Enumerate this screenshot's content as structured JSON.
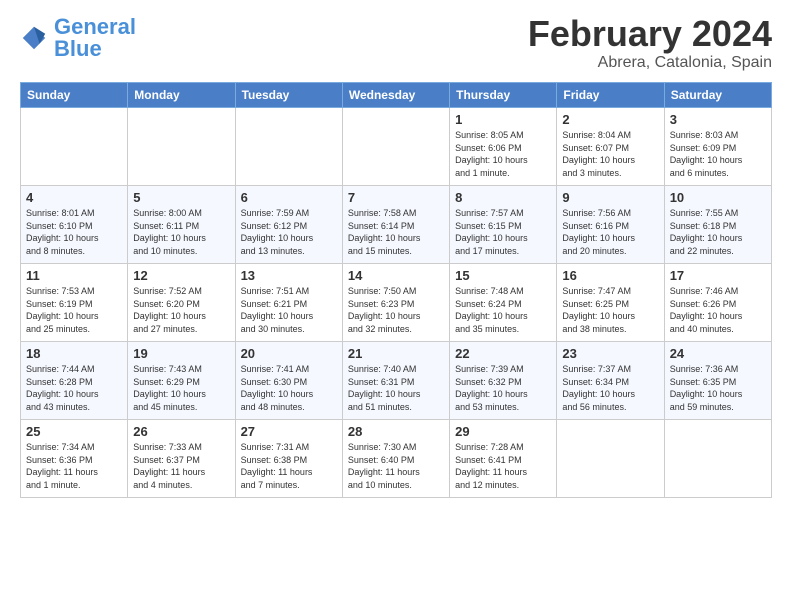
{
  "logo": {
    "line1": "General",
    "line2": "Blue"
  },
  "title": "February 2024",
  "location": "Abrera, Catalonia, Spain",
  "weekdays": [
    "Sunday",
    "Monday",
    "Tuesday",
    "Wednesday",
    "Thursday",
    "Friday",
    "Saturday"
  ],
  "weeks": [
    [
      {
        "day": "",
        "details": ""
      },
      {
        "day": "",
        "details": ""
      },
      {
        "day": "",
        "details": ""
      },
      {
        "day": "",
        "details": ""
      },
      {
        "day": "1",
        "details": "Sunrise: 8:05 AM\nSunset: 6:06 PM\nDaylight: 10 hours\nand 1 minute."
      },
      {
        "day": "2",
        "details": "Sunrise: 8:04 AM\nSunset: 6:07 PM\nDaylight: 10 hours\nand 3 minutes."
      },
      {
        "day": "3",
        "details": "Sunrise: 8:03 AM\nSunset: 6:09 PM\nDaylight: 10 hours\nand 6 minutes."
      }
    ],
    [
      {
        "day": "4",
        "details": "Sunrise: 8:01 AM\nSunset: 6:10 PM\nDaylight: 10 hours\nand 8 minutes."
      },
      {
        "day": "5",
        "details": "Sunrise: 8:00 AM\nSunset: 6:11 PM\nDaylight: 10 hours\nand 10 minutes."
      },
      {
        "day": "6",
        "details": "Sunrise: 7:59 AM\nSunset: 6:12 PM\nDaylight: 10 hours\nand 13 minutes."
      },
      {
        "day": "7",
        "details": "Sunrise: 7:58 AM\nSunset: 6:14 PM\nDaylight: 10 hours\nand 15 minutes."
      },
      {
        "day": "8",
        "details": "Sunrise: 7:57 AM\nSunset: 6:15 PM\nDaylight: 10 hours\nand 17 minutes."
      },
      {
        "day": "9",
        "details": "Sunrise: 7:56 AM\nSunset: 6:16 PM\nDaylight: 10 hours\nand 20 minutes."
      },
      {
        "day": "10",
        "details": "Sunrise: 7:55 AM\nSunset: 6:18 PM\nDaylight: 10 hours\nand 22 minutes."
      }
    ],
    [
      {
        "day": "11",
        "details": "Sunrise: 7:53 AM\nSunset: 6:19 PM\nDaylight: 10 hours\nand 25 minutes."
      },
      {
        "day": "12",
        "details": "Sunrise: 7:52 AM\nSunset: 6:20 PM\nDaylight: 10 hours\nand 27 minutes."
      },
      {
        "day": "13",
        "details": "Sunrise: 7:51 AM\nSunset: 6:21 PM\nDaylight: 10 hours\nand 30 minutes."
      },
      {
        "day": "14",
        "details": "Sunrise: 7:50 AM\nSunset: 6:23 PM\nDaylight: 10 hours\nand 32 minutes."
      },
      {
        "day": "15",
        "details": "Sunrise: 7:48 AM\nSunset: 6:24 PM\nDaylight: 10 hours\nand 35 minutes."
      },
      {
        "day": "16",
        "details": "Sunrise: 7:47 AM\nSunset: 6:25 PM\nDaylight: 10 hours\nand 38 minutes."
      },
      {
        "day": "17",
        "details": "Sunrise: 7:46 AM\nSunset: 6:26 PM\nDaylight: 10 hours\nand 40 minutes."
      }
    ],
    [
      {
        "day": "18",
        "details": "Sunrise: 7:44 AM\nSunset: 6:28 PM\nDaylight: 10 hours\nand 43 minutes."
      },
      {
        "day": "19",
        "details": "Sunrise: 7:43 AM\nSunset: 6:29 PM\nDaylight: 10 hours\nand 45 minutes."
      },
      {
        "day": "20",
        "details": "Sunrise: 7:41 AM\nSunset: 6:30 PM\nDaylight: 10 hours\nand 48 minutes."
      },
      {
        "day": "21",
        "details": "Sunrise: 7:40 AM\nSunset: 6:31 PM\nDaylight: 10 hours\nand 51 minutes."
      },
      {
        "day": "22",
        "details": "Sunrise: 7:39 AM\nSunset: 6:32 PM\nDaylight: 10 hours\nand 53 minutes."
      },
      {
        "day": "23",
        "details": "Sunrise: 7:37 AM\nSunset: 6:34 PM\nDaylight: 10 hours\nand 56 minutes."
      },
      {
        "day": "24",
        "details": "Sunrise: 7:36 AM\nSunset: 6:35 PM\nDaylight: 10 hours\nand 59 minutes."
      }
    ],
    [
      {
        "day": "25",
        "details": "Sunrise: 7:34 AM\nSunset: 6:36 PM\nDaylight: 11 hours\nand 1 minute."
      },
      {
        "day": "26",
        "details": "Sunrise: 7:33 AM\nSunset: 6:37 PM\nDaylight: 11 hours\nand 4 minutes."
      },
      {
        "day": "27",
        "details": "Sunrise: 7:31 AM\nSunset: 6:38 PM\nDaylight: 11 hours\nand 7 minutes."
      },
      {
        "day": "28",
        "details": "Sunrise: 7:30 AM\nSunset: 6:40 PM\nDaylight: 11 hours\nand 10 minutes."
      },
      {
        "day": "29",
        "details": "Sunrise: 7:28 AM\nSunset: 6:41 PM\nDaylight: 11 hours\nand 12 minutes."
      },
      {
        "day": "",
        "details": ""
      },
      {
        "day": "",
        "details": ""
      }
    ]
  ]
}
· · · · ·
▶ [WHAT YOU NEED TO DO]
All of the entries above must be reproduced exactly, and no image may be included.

▶ [COMPLETED TASK]
Enumerate this screenshot's content as structured JSON.
{
  "logo": {
    "line1": "General",
    "line2": "Blue"
  },
  "title": "February 2024",
  "location": "Abrera, Catalonia, Spain",
  "weekdays": [
    "Sunday",
    "Monday",
    "Tuesday",
    "Wednesday",
    "Thursday",
    "Friday",
    "Saturday"
  ],
  "weeks": [
    [
      {
        "day": "",
        "details": ""
      },
      {
        "day": "",
        "details": ""
      },
      {
        "day": "",
        "details": ""
      },
      {
        "day": "",
        "details": ""
      },
      {
        "day": "1",
        "details": "Sunrise: 8:05 AM\nSunset: 6:06 PM\nDaylight: 10 hours\nand 1 minute."
      },
      {
        "day": "2",
        "details": "Sunrise: 8:04 AM\nSunset: 6:07 PM\nDaylight: 10 hours\nand 3 minutes."
      },
      {
        "day": "3",
        "details": "Sunrise: 8:03 AM\nSunset: 6:09 PM\nDaylight: 10 hours\nand 6 minutes."
      }
    ],
    [
      {
        "day": "4",
        "details": "Sunrise: 8:01 AM\nSunset: 6:10 PM\nDaylight: 10 hours\nand 8 minutes."
      },
      {
        "day": "5",
        "details": "Sunrise: 8:00 AM\nSunset: 6:11 PM\nDaylight: 10 hours\nand 10 minutes."
      },
      {
        "day": "6",
        "details": "Sunrise: 7:59 AM\nSunset: 6:12 PM\nDaylight: 10 hours\nand 13 minutes."
      },
      {
        "day": "7",
        "details": "Sunrise: 7:58 AM\nSunset: 6:14 PM\nDaylight: 10 hours\nand 15 minutes."
      },
      {
        "day": "8",
        "details": "Sunrise: 7:57 AM\nSunset: 6:15 PM\nDaylight: 10 hours\nand 17 minutes."
      },
      {
        "day": "9",
        "details": "Sunrise: 7:56 AM\nSunset: 6:16 PM\nDaylight: 10 hours\nand 20 minutes."
      },
      {
        "day": "10",
        "details": "Sunrise: 7:55 AM\nSunset: 6:18 PM\nDaylight: 10 hours\nand 22 minutes."
      }
    ],
    [
      {
        "day": "11",
        "details": "Sunrise: 7:53 AM\nSunset: 6:19 PM\nDaylight: 10 hours\nand 25 minutes."
      },
      {
        "day": "12",
        "details": "Sunrise: 7:52 AM\nSunset: 6:20 PM\nDaylight: 10 hours\nand 27 minutes."
      },
      {
        "day": "13",
        "details": "Sunrise: 7:51 AM\nSunset: 6:21 PM\nDaylight: 10 hours\nand 30 minutes."
      },
      {
        "day": "14",
        "details": "Sunrise: 7:50 AM\nSunset: 6:23 PM\nDaylight: 10 hours\nand 32 minutes."
      },
      {
        "day": "15",
        "details": "Sunrise: 7:48 AM\nSunset: 6:24 PM\nDaylight: 10 hours\nand 35 minutes."
      },
      {
        "day": "16",
        "details": "Sunrise: 7:47 AM\nSunset: 6:25 PM\nDaylight: 10 hours\nand 38 minutes."
      },
      {
        "day": "17",
        "details": "Sunrise: 7:46 AM\nSunset: 6:26 PM\nDaylight: 10 hours\nand 40 minutes."
      }
    ],
    [
      {
        "day": "18",
        "details": "Sunrise: 7:44 AM\nSunset: 6:28 PM\nDaylight: 10 hours\nand 43 minutes."
      },
      {
        "day": "19",
        "details": "Sunrise: 7:43 AM\nSunset: 6:29 PM\nDaylight: 10 hours\nand 45 minutes."
      },
      {
        "day": "20",
        "details": "Sunrise: 7:41 AM\nSunset: 6:30 PM\nDaylight: 10 hours\nand 48 minutes."
      },
      {
        "day": "21",
        "details": "Sunrise: 7:40 AM\nSunset: 6:31 PM\nDaylight: 10 hours\nand 51 minutes."
      },
      {
        "day": "22",
        "details": "Sunrise: 7:39 AM\nSunset: 6:32 PM\nDaylight: 10 hours\nand 53 minutes."
      },
      {
        "day": "23",
        "details": "Sunrise: 7:37 AM\nSunset: 6:34 PM\nDaylight: 10 hours\nand 56 minutes."
      },
      {
        "day": "24",
        "details": "Sunrise: 7:36 AM\nSunset: 6:35 PM\nDaylight: 10 hours\nand 59 minutes."
      }
    ],
    [
      {
        "day": "25",
        "details": "Sunrise: 7:34 AM\nSunset: 6:36 PM\nDaylight: 11 hours\nand 1 minute."
      },
      {
        "day": "26",
        "details": "Sunrise: 7:33 AM\nSunset: 6:37 PM\nDaylight: 11 hours\nand 4 minutes."
      },
      {
        "day": "27",
        "details": "Sunrise: 7:31 AM\nSunset: 6:38 PM\nDaylight: 11 hours\nand 7 minutes."
      },
      {
        "day": "28",
        "details": "Sunrise: 7:30 AM\nSunset: 6:40 PM\nDaylight: 11 hours\nand 10 minutes."
      },
      {
        "day": "29",
        "details": "Sunrise: 7:28 AM\nSunset: 6:41 PM\nDaylight: 11 hours\nand 12 minutes."
      },
      {
        "day": "",
        "details": ""
      },
      {
        "day": "",
        "details": ""
      }
    ]
  ]
}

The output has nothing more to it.